That leads to the second reason why Germany’s self-delusions matter. Its constant display of goodwill toward Russia is often combined with lip service to NATO’s promise of common defense and the idea of deterrence. There is little reflection, however, on what deterrence would entail. Analytically, deterrence is the credible promise to disproportionately overreact. For deterrence to be credible, aggressions that would not trigger the promise of deterrence must be met with proportional responses. That does not mean that in response to the war in Ukraine, NATO should have intervened militarily itself. But it does mean that NATO should have done something proportional the moment little green men entered Crimea. Put differently, massive economic sanctions should have immediately followed. Instead, the Western powers — led by Berlin — chose to underreact. They dragged out the imposition of sanctions and only pulled the trigger after the Malaysian airliner was shot down by separatist forces, long after regular Russian units had made massive inroads into eastern Ukraine. When military aggression that challenges the foundation of Europe’s security is not met proportionally, why should the Kremlin ever believe that Berlin will keep its vague promise of deterrence? This is why Germany’s actual allies suspect that should little green men ever show up in the Baltics, Berlin will set up another Normandy-like format rather than mobilize troops.

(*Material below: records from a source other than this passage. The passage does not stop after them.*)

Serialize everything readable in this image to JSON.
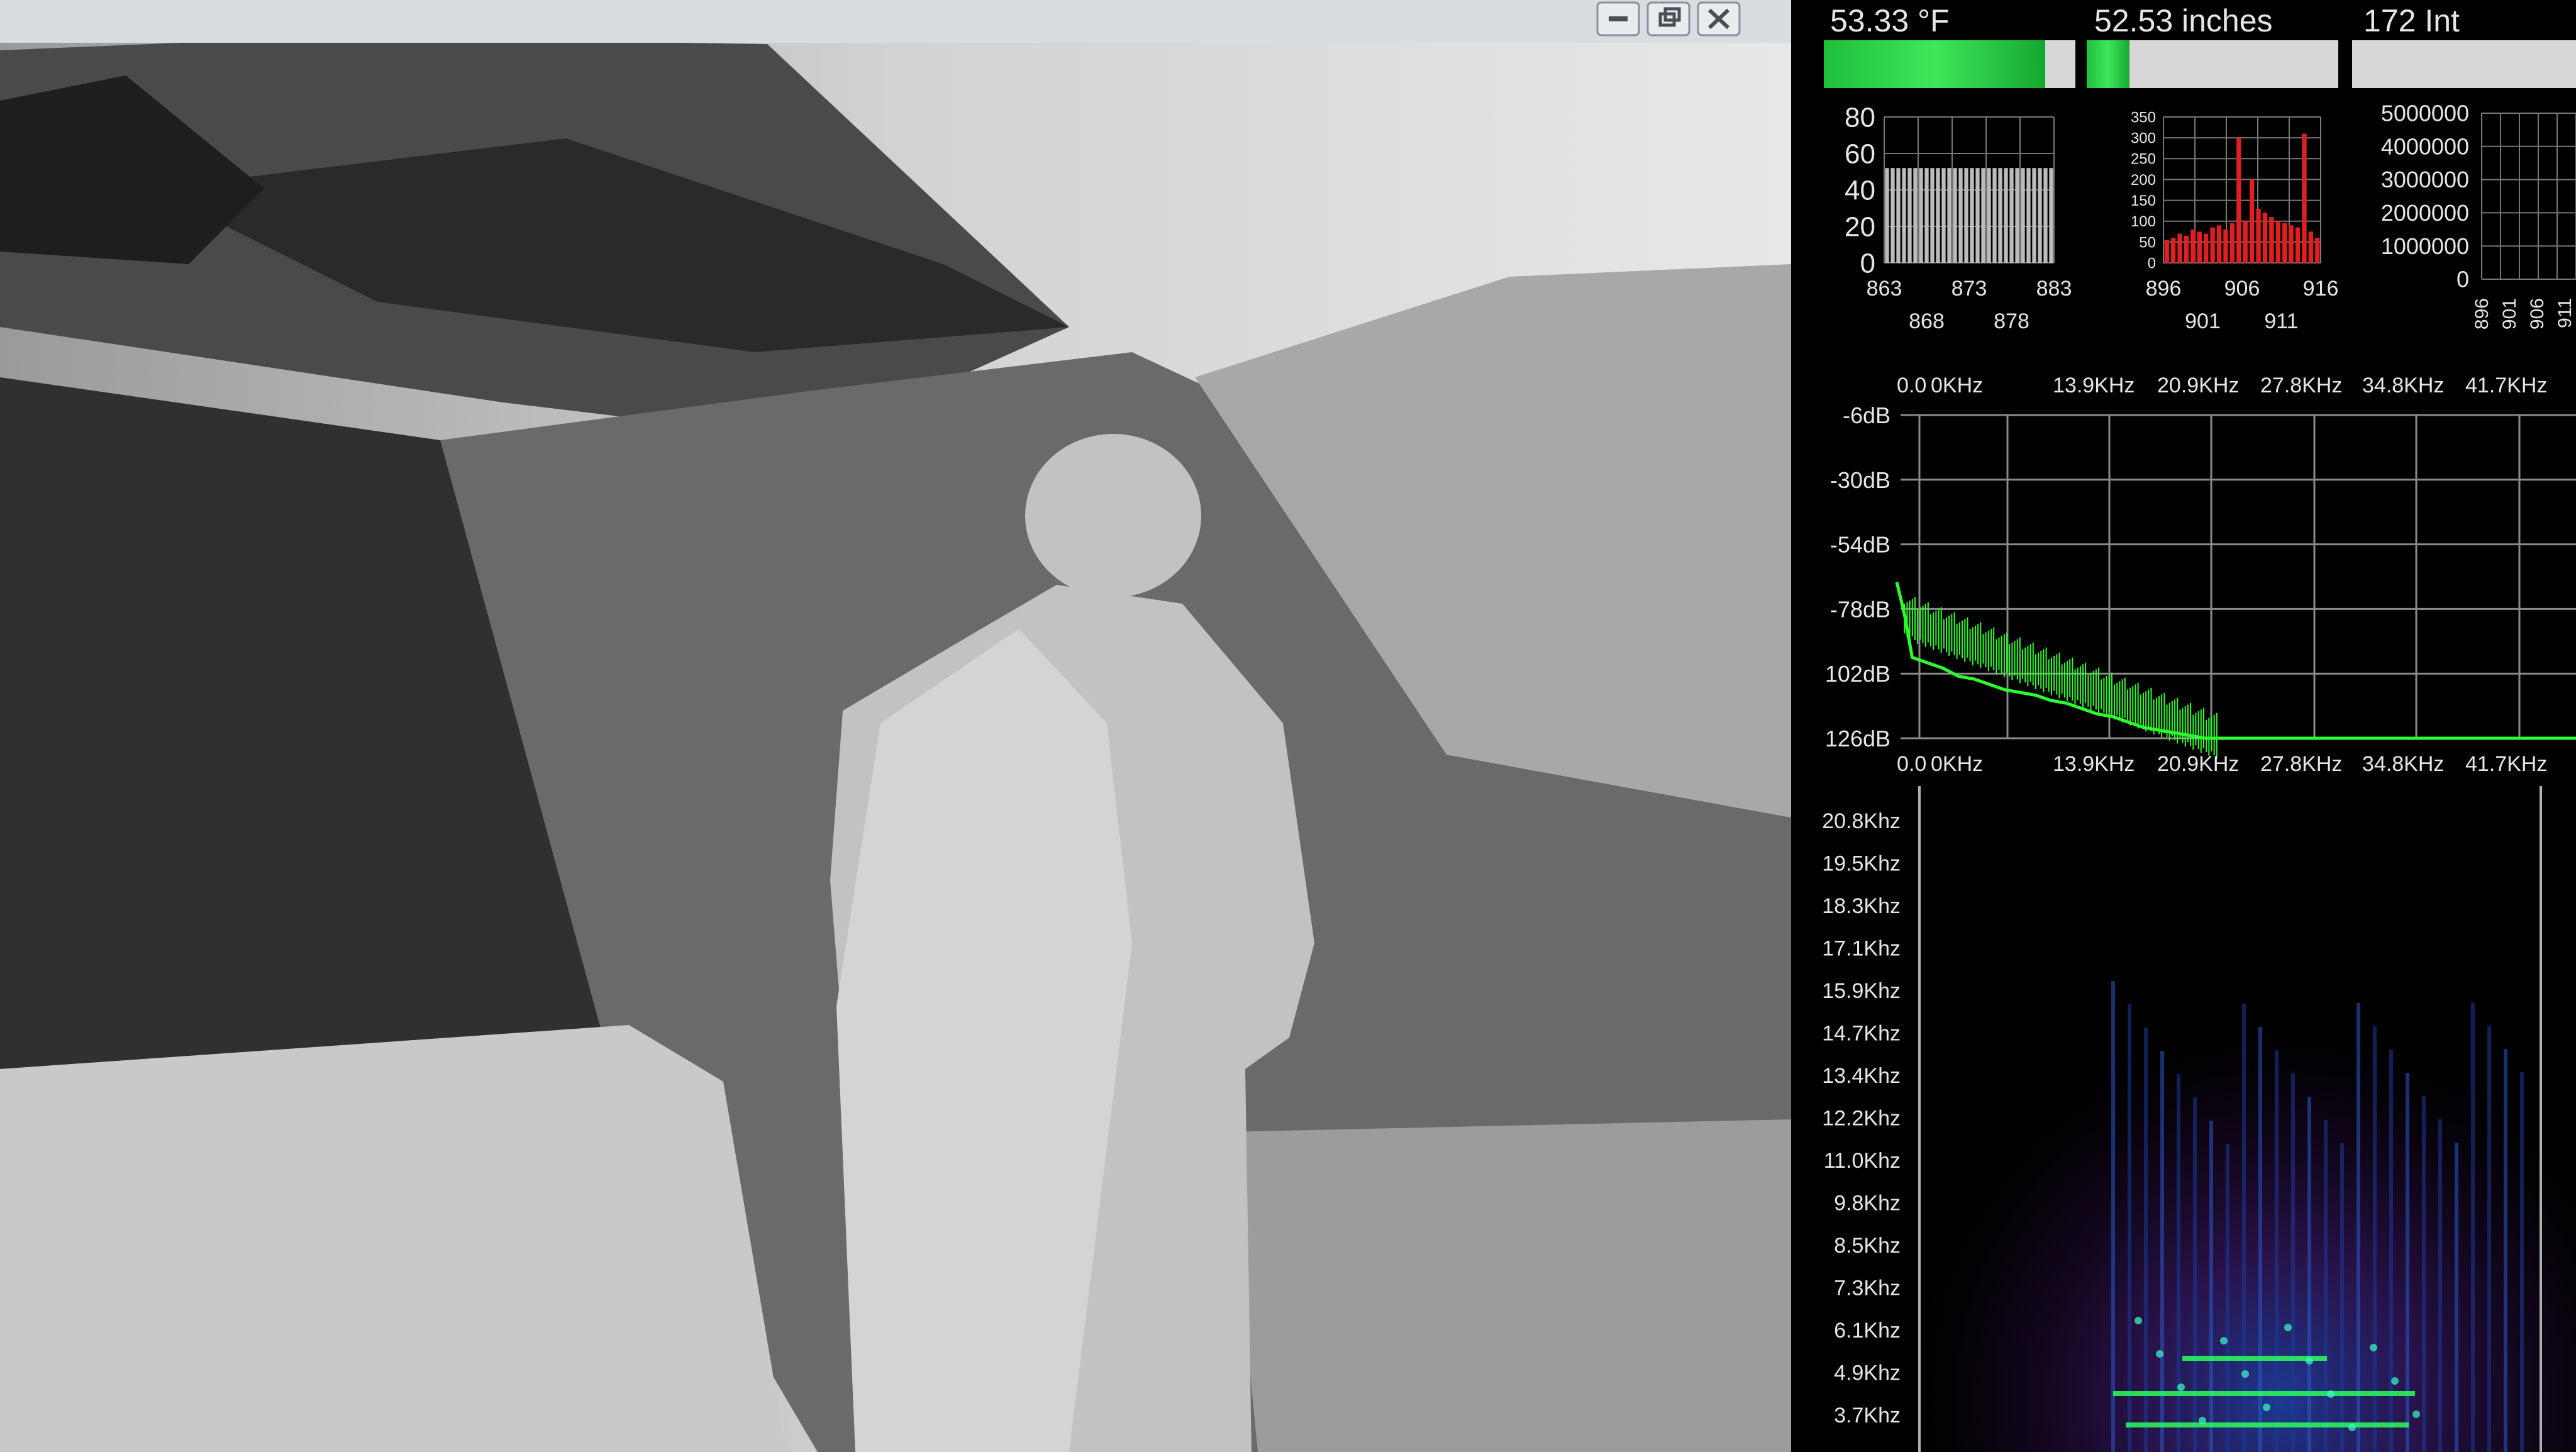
{
  "window_controls": {
    "minimize": "minimize-icon",
    "restore": "restore-icon",
    "close": "close-icon"
  },
  "readouts": [
    {
      "label": "53.33 °F",
      "fill": 0.88
    },
    {
      "label": "52.53 inches",
      "fill": 0.17
    },
    {
      "label": "172 Int",
      "fill": 0.0
    }
  ],
  "colors": {
    "bar_green": "#1fd641",
    "spectrum_line": "#2cff2c",
    "hist_red": "#e02020",
    "grid": "#8a8a8a",
    "label": "#e6e6e6"
  },
  "chart_data": [
    {
      "type": "bar",
      "ylim": [
        0,
        80
      ],
      "yticks": [
        "80",
        "60",
        "40",
        "20",
        "0"
      ],
      "xticks_row1": [
        "863",
        "873",
        "883"
      ],
      "xticks_row2": [
        "868",
        "878"
      ],
      "values": [
        52,
        52,
        52,
        52,
        52,
        52,
        52,
        52,
        52,
        52,
        52,
        52,
        52,
        52,
        52,
        52,
        52,
        52,
        52,
        52,
        52,
        52,
        52,
        52,
        52,
        52,
        52,
        52,
        52,
        52
      ]
    },
    {
      "type": "bar",
      "ylim": [
        0,
        350
      ],
      "yticks": [
        "350",
        "300",
        "250",
        "200",
        "150",
        "100",
        "50",
        "0"
      ],
      "xticks_row1": [
        "896",
        "906",
        "916"
      ],
      "xticks_row2": [
        "901",
        "911"
      ],
      "values": [
        55,
        60,
        70,
        65,
        80,
        75,
        70,
        85,
        90,
        80,
        95,
        300,
        100,
        200,
        130,
        120,
        110,
        100,
        95,
        90,
        85,
        310,
        75,
        60
      ]
    },
    {
      "type": "bar",
      "ylim": [
        0,
        5000000
      ],
      "yticks": [
        "5000000",
        "4000000",
        "3000000",
        "2000000",
        "1000000",
        "0"
      ],
      "xticks_rotated": [
        "896",
        "901",
        "906",
        "911"
      ],
      "values": []
    },
    {
      "type": "line",
      "xticks": [
        "0.0",
        "0KHz",
        "13.9KHz",
        "20.9KHz",
        "27.8KHz",
        "34.8KHz",
        "41.7KHz"
      ],
      "yticks": [
        "-6dB",
        "-30dB",
        "-54dB",
        "-78dB",
        "102dB",
        "126dB"
      ],
      "ylim": [
        -126,
        -6
      ],
      "x": [
        0.0,
        0.5,
        1.0,
        2.0,
        3.0,
        4.0,
        5.0,
        6.0,
        7.0,
        8.0,
        9.0,
        10.0,
        11.0,
        12.0,
        13.0,
        14.0,
        15.0,
        16.0,
        17.0,
        18.0,
        19.0,
        20.0,
        21.0,
        25.0,
        30.0,
        35.0,
        40.0,
        44.0
      ],
      "y": [
        -68,
        -80,
        -96,
        -98,
        -100,
        -103,
        -104,
        -106,
        -108,
        -109,
        -110,
        -112,
        -113,
        -115,
        -117,
        -118,
        -120,
        -122,
        -123,
        -124,
        -125,
        -126,
        -126,
        -126,
        -126,
        -126,
        -126,
        -126
      ]
    },
    {
      "type": "heatmap",
      "yticks": [
        "20.8Khz",
        "19.5Khz",
        "18.3Khz",
        "17.1Khz",
        "15.9Khz",
        "14.7Khz",
        "13.4Khz",
        "12.2Khz",
        "11.0Khz",
        "9.8Khz",
        "8.5Khz",
        "7.3Khz",
        "6.1Khz",
        "4.9Khz",
        "3.7Khz"
      ]
    }
  ]
}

Dustin Dehez is Managing partner at Manatee Global Advisors, an international strategy consultancy. He is a member of the Young Atlanticist Working Group of the Atlantic Council of the United States and the Young Foreign Policy Working Group of the Konrad-Adenauer-Foundation. His first book, Kalter Kaffee in Tiflis, was published by Random House in 2013 in Germany. Follow him on twitter @dustindehez.
Photo credit: Kremlin.ru